Main content start

The Next Frontier is Your Mind: Neurotechnologies, Human Rights, and the Battle for Your Brain

Tue May 14th 2024, 4:30 - 6:00pm
Event Sponsor
Center for Human Rights and International Justice
Law School
559 Nathon Abbott Way, Stanford, CA 94305

Emerging technologies are evolving at an astonishing pace. Nowhere is this more apparent than in the field of neurotechnology, which refers to devices capable of recording, interpreting, or altering brain activity. Neurotechnology has long been used in scientific settings, pioneering both brain research and medical breakthroughs; in recent years, neurotechnology has allowed patients with paralysis to regain the ability to communicate, and helped blind people reclaim partial vision.
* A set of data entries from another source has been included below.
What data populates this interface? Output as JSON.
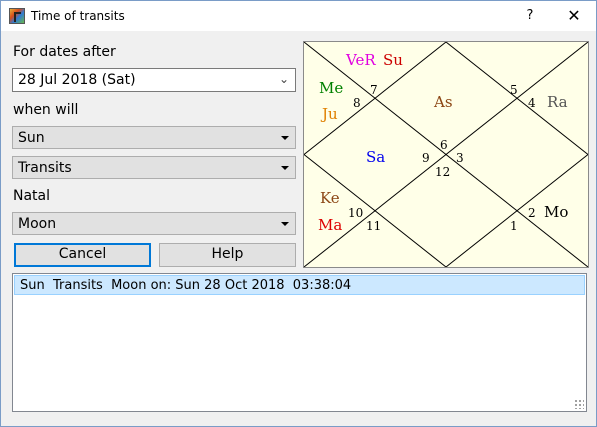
{
  "window": {
    "title": "Time of transits",
    "help_glyph": "?",
    "close_glyph": "✕"
  },
  "form": {
    "dates_label": "For dates after",
    "date_value": "28 Jul 2018  (Sat)",
    "when_label": "when will",
    "planet_value": "Sun",
    "event_value": "Transits",
    "natal_label": "Natal",
    "natal_value": "Moon",
    "cancel_label": "Cancel",
    "help_label": "Help"
  },
  "chart": {
    "houses": {
      "h1": "6",
      "h2": "5",
      "h3": "4",
      "h4": "3",
      "h5": "2",
      "h6": "1",
      "h7": "12",
      "h8": "11",
      "h9": "10",
      "h10": "9",
      "h11": "8",
      "h12": "7"
    },
    "planets": {
      "ver": {
        "label": "VeR",
        "color": "#e000e0"
      },
      "su": {
        "label": "Su",
        "color": "#cc0000"
      },
      "me": {
        "label": "Me",
        "color": "#008000"
      },
      "ju": {
        "label": "Ju",
        "color": "#e08000"
      },
      "as": {
        "label": "As",
        "color": "#8b4513"
      },
      "ra": {
        "label": "Ra",
        "color": "#555555"
      },
      "sa": {
        "label": "Sa",
        "color": "#0000ee"
      },
      "ke": {
        "label": "Ke",
        "color": "#8b4513"
      },
      "ma": {
        "label": "Ma",
        "color": "#dd0000"
      },
      "mo": {
        "label": "Mo",
        "color": "#000000"
      }
    }
  },
  "results": [
    "Sun  Transits  Moon on: Sun 28 Oct 2018  03:38:04"
  ]
}
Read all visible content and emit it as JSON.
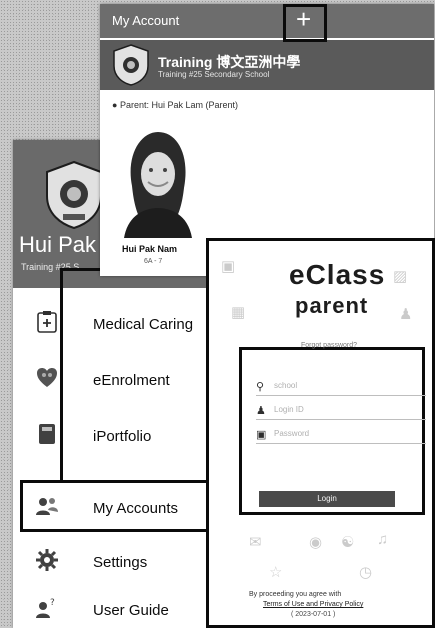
{
  "drawer": {
    "user_name": "Hui Pak",
    "school_sub": "Training #25 S",
    "items": [
      {
        "label": "Medical Caring",
        "icon": "medical-caring-icon"
      },
      {
        "label": "eEnrolment",
        "icon": "eenrolment-icon"
      },
      {
        "label": "iPortfolio",
        "icon": "iportfolio-icon"
      },
      {
        "label": "My Accounts",
        "icon": "my-accounts-icon"
      },
      {
        "label": "Settings",
        "icon": "settings-gear-icon"
      },
      {
        "label": "User Guide",
        "icon": "user-guide-icon"
      }
    ]
  },
  "account": {
    "title": "My Account",
    "add_symbol": "+",
    "school_name": "Training 博文亞洲中學",
    "school_sub": "Training #25 Secondary School",
    "parent_line": "Parent: Hui Pak Lam (Parent)",
    "child_name": "Hui Pak Nam",
    "child_class": "6A - 7"
  },
  "login": {
    "logo_line1": "eClass",
    "logo_line2": "parent",
    "school_placeholder": "school",
    "login_id_placeholder": "Login ID",
    "password_placeholder": "Password",
    "forgot_password": "Forgot password?",
    "login_button": "Login",
    "terms_line1": "By proceeding you agree with",
    "terms_line2": "Terms of Use and Privacy Policy",
    "terms_line3": "( 2023-07-01 )"
  },
  "colors": {
    "header_dark": "#6b6b6b",
    "highlight_border": "#111111",
    "login_button_bg": "#4d4d4d"
  }
}
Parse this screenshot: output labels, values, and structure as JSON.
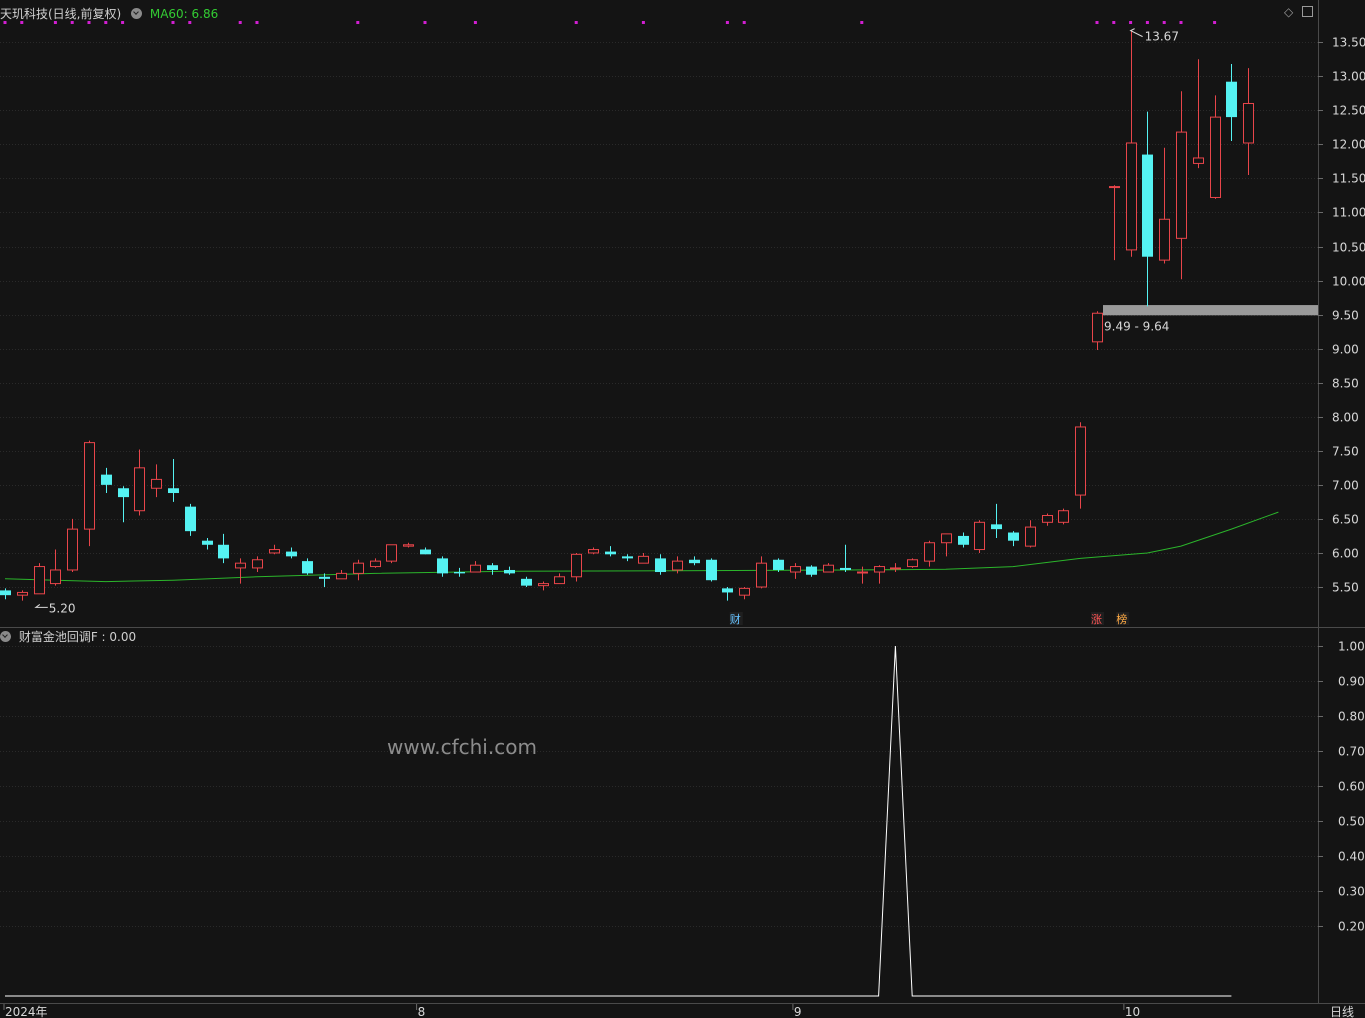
{
  "main_header": {
    "stock_name": "天玑科技(日线,前复权)",
    "ma_label": "MA60: 6.86"
  },
  "sub_header": {
    "indicator_label": "财富金池回调F : 0.00"
  },
  "watermark": "www.cfchi.com",
  "annotations": {
    "high_label": "13.67",
    "low_label": "5.20",
    "band_label": "9.49 - 9.64",
    "marker_cai": "财",
    "marker_zhang": "涨",
    "marker_bang": "榜"
  },
  "x_labels": [
    "2024年",
    "8",
    "9",
    "10"
  ],
  "period_label": "日线",
  "colors": {
    "background": "#141414",
    "up": "#e8454a",
    "down": "#55f2f2",
    "ma": "#2bb52b",
    "signal_dots": "#d21fd2",
    "indicator_line": "#ffffff",
    "band": "#9a9a9a",
    "ma_label": "#33cc33"
  },
  "chart_data": [
    {
      "type": "candlestick",
      "name": "天玑科技",
      "y_ticks": [
        "5.50",
        "6.00",
        "6.50",
        "7.00",
        "7.50",
        "8.00",
        "8.50",
        "9.00",
        "9.50",
        "10.00",
        "10.50",
        "11.00",
        "11.50",
        "12.00",
        "12.50",
        "13.00",
        "13.50"
      ],
      "ylim": [
        5.0,
        13.8
      ],
      "x_tick_labels": [
        "2024年",
        "8",
        "9",
        "10"
      ],
      "ohlc": [
        [
          5.45,
          5.48,
          5.32,
          5.38
        ],
        [
          5.38,
          5.45,
          5.3,
          5.42
        ],
        [
          5.4,
          5.85,
          5.4,
          5.8
        ],
        [
          5.55,
          6.05,
          5.52,
          5.75
        ],
        [
          5.75,
          6.5,
          5.72,
          6.35
        ],
        [
          6.35,
          7.65,
          6.1,
          7.62
        ],
        [
          7.15,
          7.25,
          6.88,
          7.0
        ],
        [
          6.95,
          6.98,
          6.45,
          6.82
        ],
        [
          6.62,
          7.52,
          6.55,
          7.25
        ],
        [
          6.95,
          7.3,
          6.82,
          7.08
        ],
        [
          6.95,
          7.38,
          6.75,
          6.88
        ],
        [
          6.68,
          6.72,
          6.25,
          6.32
        ],
        [
          6.18,
          6.22,
          6.05,
          6.12
        ],
        [
          6.12,
          6.28,
          5.85,
          5.92
        ],
        [
          5.78,
          5.92,
          5.55,
          5.85
        ],
        [
          5.78,
          5.95,
          5.72,
          5.9
        ],
        [
          6.0,
          6.12,
          5.98,
          6.05
        ],
        [
          6.02,
          6.08,
          5.92,
          5.95
        ],
        [
          5.88,
          5.92,
          5.68,
          5.7
        ],
        [
          5.65,
          5.7,
          5.5,
          5.62
        ],
        [
          5.62,
          5.75,
          5.62,
          5.7
        ],
        [
          5.7,
          5.9,
          5.6,
          5.85
        ],
        [
          5.8,
          5.92,
          5.78,
          5.88
        ],
        [
          5.88,
          6.12,
          5.85,
          6.12
        ],
        [
          6.1,
          6.15,
          6.08,
          6.12
        ],
        [
          6.05,
          6.08,
          5.98,
          5.98
        ],
        [
          5.92,
          5.95,
          5.65,
          5.7
        ],
        [
          5.72,
          5.78,
          5.65,
          5.7
        ],
        [
          5.72,
          5.88,
          5.72,
          5.82
        ],
        [
          5.82,
          5.85,
          5.68,
          5.75
        ],
        [
          5.75,
          5.8,
          5.68,
          5.7
        ],
        [
          5.62,
          5.65,
          5.5,
          5.52
        ],
        [
          5.52,
          5.58,
          5.45,
          5.55
        ],
        [
          5.55,
          5.7,
          5.55,
          5.65
        ],
        [
          5.65,
          6.0,
          5.58,
          5.98
        ],
        [
          6.0,
          6.08,
          5.98,
          6.05
        ],
        [
          6.02,
          6.1,
          5.95,
          5.98
        ],
        [
          5.95,
          5.98,
          5.88,
          5.92
        ],
        [
          5.85,
          6.0,
          5.85,
          5.95
        ],
        [
          5.92,
          5.98,
          5.68,
          5.72
        ],
        [
          5.75,
          5.95,
          5.7,
          5.88
        ],
        [
          5.9,
          5.95,
          5.82,
          5.85
        ],
        [
          5.9,
          5.92,
          5.58,
          5.6
        ],
        [
          5.48,
          5.5,
          5.3,
          5.42
        ],
        [
          5.38,
          5.5,
          5.32,
          5.48
        ],
        [
          5.5,
          5.95,
          5.48,
          5.85
        ],
        [
          5.9,
          5.92,
          5.72,
          5.75
        ],
        [
          5.72,
          5.85,
          5.62,
          5.8
        ],
        [
          5.8,
          5.82,
          5.65,
          5.68
        ],
        [
          5.72,
          5.85,
          5.72,
          5.82
        ],
        [
          5.78,
          6.12,
          5.72,
          5.75
        ],
        [
          5.72,
          5.8,
          5.55,
          5.72
        ],
        [
          5.72,
          5.82,
          5.55,
          5.8
        ],
        [
          5.78,
          5.85,
          5.72,
          5.78
        ],
        [
          5.8,
          5.92,
          5.78,
          5.9
        ],
        [
          5.88,
          6.18,
          5.8,
          6.15
        ],
        [
          6.15,
          6.28,
          5.95,
          6.28
        ],
        [
          6.25,
          6.3,
          6.08,
          6.12
        ],
        [
          6.05,
          6.48,
          6.0,
          6.45
        ],
        [
          6.42,
          6.72,
          6.22,
          6.35
        ],
        [
          6.3,
          6.32,
          6.1,
          6.18
        ],
        [
          6.1,
          6.48,
          6.08,
          6.38
        ],
        [
          6.45,
          6.58,
          6.4,
          6.55
        ],
        [
          6.45,
          6.65,
          6.42,
          6.62
        ],
        [
          6.85,
          7.92,
          6.65,
          7.85
        ],
        [
          9.1,
          9.55,
          8.98,
          9.52
        ],
        [
          11.38,
          11.4,
          10.3,
          11.38
        ],
        [
          10.45,
          13.67,
          10.35,
          12.02
        ],
        [
          11.85,
          12.48,
          9.62,
          10.35
        ],
        [
          10.3,
          11.95,
          10.25,
          10.9
        ],
        [
          10.62,
          12.78,
          10.02,
          12.18
        ],
        [
          11.72,
          13.25,
          11.65,
          11.8
        ],
        [
          11.22,
          12.72,
          11.2,
          12.4
        ],
        [
          12.92,
          13.18,
          12.05,
          12.4
        ],
        [
          12.02,
          13.12,
          11.55,
          12.6
        ]
      ],
      "ma60": [
        [
          5.62,
          0
        ],
        [
          5.6,
          3
        ],
        [
          5.58,
          6
        ],
        [
          5.6,
          10
        ],
        [
          5.65,
          15
        ],
        [
          5.7,
          22
        ],
        [
          5.73,
          30
        ],
        [
          5.74,
          40
        ],
        [
          5.75,
          50
        ],
        [
          5.76,
          56
        ],
        [
          5.8,
          60
        ],
        [
          5.92,
          64
        ],
        [
          6.0,
          68
        ],
        [
          6.1,
          70
        ],
        [
          6.35,
          73
        ],
        [
          6.6,
          75.8
        ]
      ],
      "support_band": [
        9.49,
        9.64
      ],
      "highest": 13.67,
      "lowest": 5.2
    },
    {
      "type": "line",
      "name": "财富金池回调F",
      "y_ticks": [
        "0.20",
        "0.30",
        "0.40",
        "0.50",
        "0.60",
        "0.70",
        "0.80",
        "0.90",
        "1.00"
      ],
      "ylim": [
        -0.062,
        1.04
      ],
      "values_note_free": true,
      "points": [
        [
          0,
          0
        ],
        [
          52,
          0
        ],
        [
          53,
          1
        ],
        [
          54,
          0
        ],
        [
          73,
          0
        ]
      ]
    }
  ]
}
Recently, neurotechnology has expanded beyond medical settings into the consumer world, with a host of products entering the market that allow consumers and companies to access intimate brain data. Among others, these products include brain training kits, sleep aids, devices that track levels of focus, and toy helicopters that consumers fly using concentration.  This brings great promise of innovation and development, but also pressing concerns, particularly given privacy risks, rapid advances in the capacity to decode brain scans using generative AI, and the possibility of mental interference. 
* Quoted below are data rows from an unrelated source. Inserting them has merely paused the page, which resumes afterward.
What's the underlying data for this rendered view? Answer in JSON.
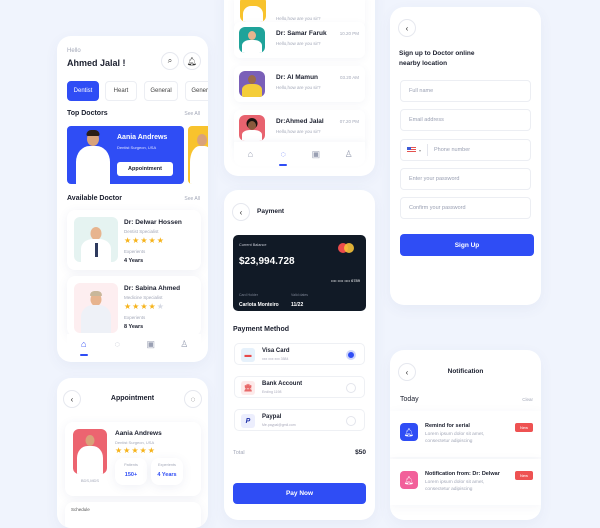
{
  "home": {
    "greeting": "Hello",
    "user_name": "Ahmed Jalal !",
    "categories": [
      {
        "label": "Dentist",
        "active": true
      },
      {
        "label": "Heart",
        "active": false
      },
      {
        "label": "General",
        "active": false
      },
      {
        "label": "General",
        "active": false
      }
    ],
    "top_doctors_title": "Top Doctors",
    "see_all": "See All",
    "featured": {
      "name": "Aania Andrews",
      "specialty": "Dentist Surgeon, USA",
      "button": "Appointment",
      "bg": "#2f4df5"
    },
    "available_title": "Available Doctor",
    "available": [
      {
        "name": "Dr: Delwar Hossen",
        "specialty": "Dentist Specialist",
        "rating": 5,
        "exp_label": "Experients",
        "exp_value": "4 Years"
      },
      {
        "name": "Dr: Sabina  Ahmed",
        "specialty": "Medicine Specialist",
        "rating": 4,
        "exp_label": "Experients",
        "exp_value": "8 Years"
      }
    ],
    "nav": [
      "home-icon",
      "chat-icon",
      "calendar-icon",
      "profile-icon"
    ]
  },
  "appointment": {
    "title": "Appointment",
    "doctor_name": "Aania Andrews",
    "specialty": "Dentist Surgeon, USA",
    "degree": "BDS,MDS",
    "rating": 5,
    "patients_label": "Patients",
    "patients_value": "150+",
    "experience_label": "Experients",
    "experience_value": "4 Years",
    "next_section_partial": "Schedule"
  },
  "chats": {
    "partial_top_text": "Hello,how are you sir?",
    "messages": [
      {
        "name": "Dr: Samar Faruk",
        "text": "Hello,how are you sir?",
        "time": "10.20 PM",
        "color": "#1fa39a"
      },
      {
        "name": "Dr: Al Mamun",
        "text": "Hello,how are you sir?",
        "time": "03.20 AM",
        "color": "#7a5fb8"
      },
      {
        "name": "Dr:Ahmed Jalal",
        "text": "Hello,how are you sir?",
        "time": "07.20 PM",
        "color": "#e8636f"
      }
    ]
  },
  "payment": {
    "title": "Payment",
    "card": {
      "balance_label": "Current Balance",
      "balance": "$23,994.728",
      "masked_number": "•••• •••• •••• 6789",
      "holder_label": "Card Holder",
      "holder": "Carlota Monteiro",
      "valid_label": "Valid dates",
      "valid": "11/22"
    },
    "method_title": "Payment Method",
    "methods": [
      {
        "name": "Visa Card",
        "sub": "xxx xxx xxx 3584",
        "selected": true
      },
      {
        "name": "Bank Account",
        "sub": "Ending 1198",
        "selected": false
      },
      {
        "name": "Paypal",
        "sub": "Me.paypal@gmil.com",
        "selected": false
      }
    ],
    "total_label": "Total",
    "total_value": "$50",
    "pay_button": "Pay Now"
  },
  "signup": {
    "title_line1": "Sign up to Doctor online",
    "title_line2": "nearby location",
    "full_name_placeholder": "Full name",
    "email_placeholder": "Email address",
    "phone_placeholder": "Phone number",
    "password_placeholder": "Enter your password",
    "confirm_placeholder": "Confirm your password",
    "button": "Sign Up"
  },
  "notification": {
    "title": "Notification",
    "section": "Today",
    "clear": "Clear",
    "items": [
      {
        "title": "Remind for serial",
        "text": "Lorem ipsum dolor sit amet, consectetur adipiscing",
        "badge": "New",
        "color": "#2f4df5"
      },
      {
        "title": "Notification from: Dr: Delwar",
        "text": "Lorem ipsum dolor sit amet, consectetur adipiscing",
        "badge": "New",
        "color": "#f2609a"
      }
    ]
  },
  "colors": {
    "primary": "#2f4df5",
    "accent_yellow": "#f6b31a",
    "danger": "#ee5252",
    "card_dark": "#111a26"
  }
}
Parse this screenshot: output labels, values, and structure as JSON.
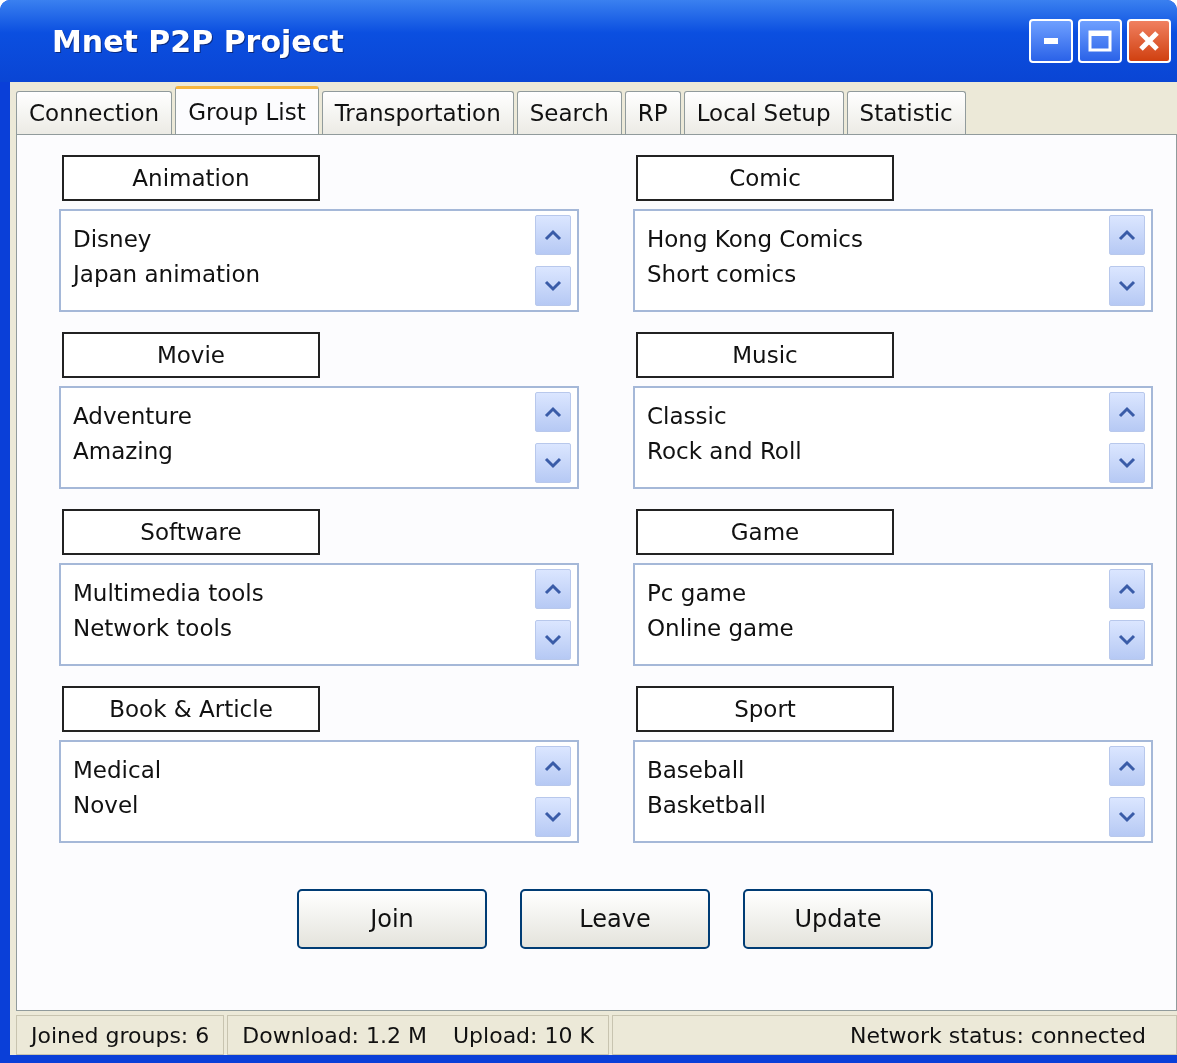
{
  "window": {
    "title": "Mnet P2P Project"
  },
  "tabs": [
    {
      "label": "Connection",
      "selected": false
    },
    {
      "label": "Group List",
      "selected": true
    },
    {
      "label": "Transportation",
      "selected": false
    },
    {
      "label": "Search",
      "selected": false
    },
    {
      "label": "RP",
      "selected": false
    },
    {
      "label": "Local Setup",
      "selected": false
    },
    {
      "label": "Statistic",
      "selected": false
    }
  ],
  "groups": [
    {
      "title": "Animation",
      "items": [
        "Disney",
        "Japan animation"
      ]
    },
    {
      "title": "Comic",
      "items": [
        "Hong Kong Comics",
        "Short comics"
      ]
    },
    {
      "title": "Movie",
      "items": [
        "Adventure",
        "Amazing"
      ]
    },
    {
      "title": "Music",
      "items": [
        "Classic",
        "Rock and Roll"
      ]
    },
    {
      "title": "Software",
      "items": [
        "Multimedia tools",
        "Network tools"
      ]
    },
    {
      "title": "Game",
      "items": [
        "Pc game",
        "Online game"
      ]
    },
    {
      "title": "Book & Article",
      "items": [
        "Medical",
        "Novel"
      ]
    },
    {
      "title": "Sport",
      "items": [
        "Baseball",
        "Basketball"
      ]
    }
  ],
  "buttons": [
    "Join",
    "Leave",
    "Update"
  ],
  "status_bar": [
    {
      "texts": [
        "Joined groups:  6"
      ]
    },
    {
      "texts": [
        "Download: 1.2 M",
        "Upload: 10 K"
      ]
    },
    {
      "texts": [
        "Network status: connected"
      ]
    }
  ]
}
In the Center for Human Rights and International Justice’s Annual Public Lecture, international human rights lawyer Jared Genser will discuss the unique human rights challenges posed by neurotechnologies.  Speaking as co-founder and General Counsel of the "Neurorights" Foundation, Genser will examine the ways in which neurotechnology has the potential to change what it means to be human. In particular, he will discuss how the loss of mental privacy and the risk of mental manipulation present challenges that were previously unimagined and which demand immediate action. He will explore the implications of neurotechnology on existing legal, ethical, and regulatory regimes, pulling directly from his experience advising the United Nations, industry partners, and governments around the world. As a way forward, Genser will introduce the notion of “neurorights”, which involves further interpreting existing human rights law to safeguard the right to mental integrity, the right to mental agency, the right to mental privacy, the right to fair access to mental augmentation, and the right to protection from algorithmic bias.The neurorights movement, he will argue, is necessary to prevent against the misuse and abuse of neurotechnology before it’s too late.

Speaker Biography:

Jared Genser, an esteemed international human rights lawyer for over twenty years, serves as Managing Director of Perseus Strategies, a public interest law firm, and as Special Advisor on the Responsibility to Protect to the Organization of American States, while also acting as outside General Counsel to the Neurorights Foundation. Referred to as "The Extractor'' by the New York Times for his global efforts in freeing political prisoners, Genser has provided pro bono counsel to five Nobel Peace Prize Laureates, including Aung San Suu Kyi, Liu Xiaobo, and Ales Bialiatski. 

His career spans partnerships at DLA Piper LLP, management consulting with McKinsey & Company, and teaching positions at Georgetown University Law Center, University of Pennsylvania Law School, and University of Michigan Law School. He has held prestigious fellowships at Harvard University's Carr Center for Human Rights Policy and the National Endowment for Democracy, and was named one of "40 Under 40: Washington's Rising Stars" by the National Law Journal. 

Genser is the founder of Freedom Now, an NGO dedicated to freeing prisoners of conscience worldwide. He holds degrees from Cornell University, Harvard University's John F. Kennedy School of Government, and the University of Michigan Law School. 

An accomplished author and editor, Genser has received numerous awards, including the American Bar Association’s International Human Rights Award and the Tällberg Eliasson Global Leadership Prize, and is actively engaged in various professional associations.

This event is co-sponsored by the Stanford Immigration and Human Right Law Association.  

To view a map of room 290 at the Stanford Law School follow this link.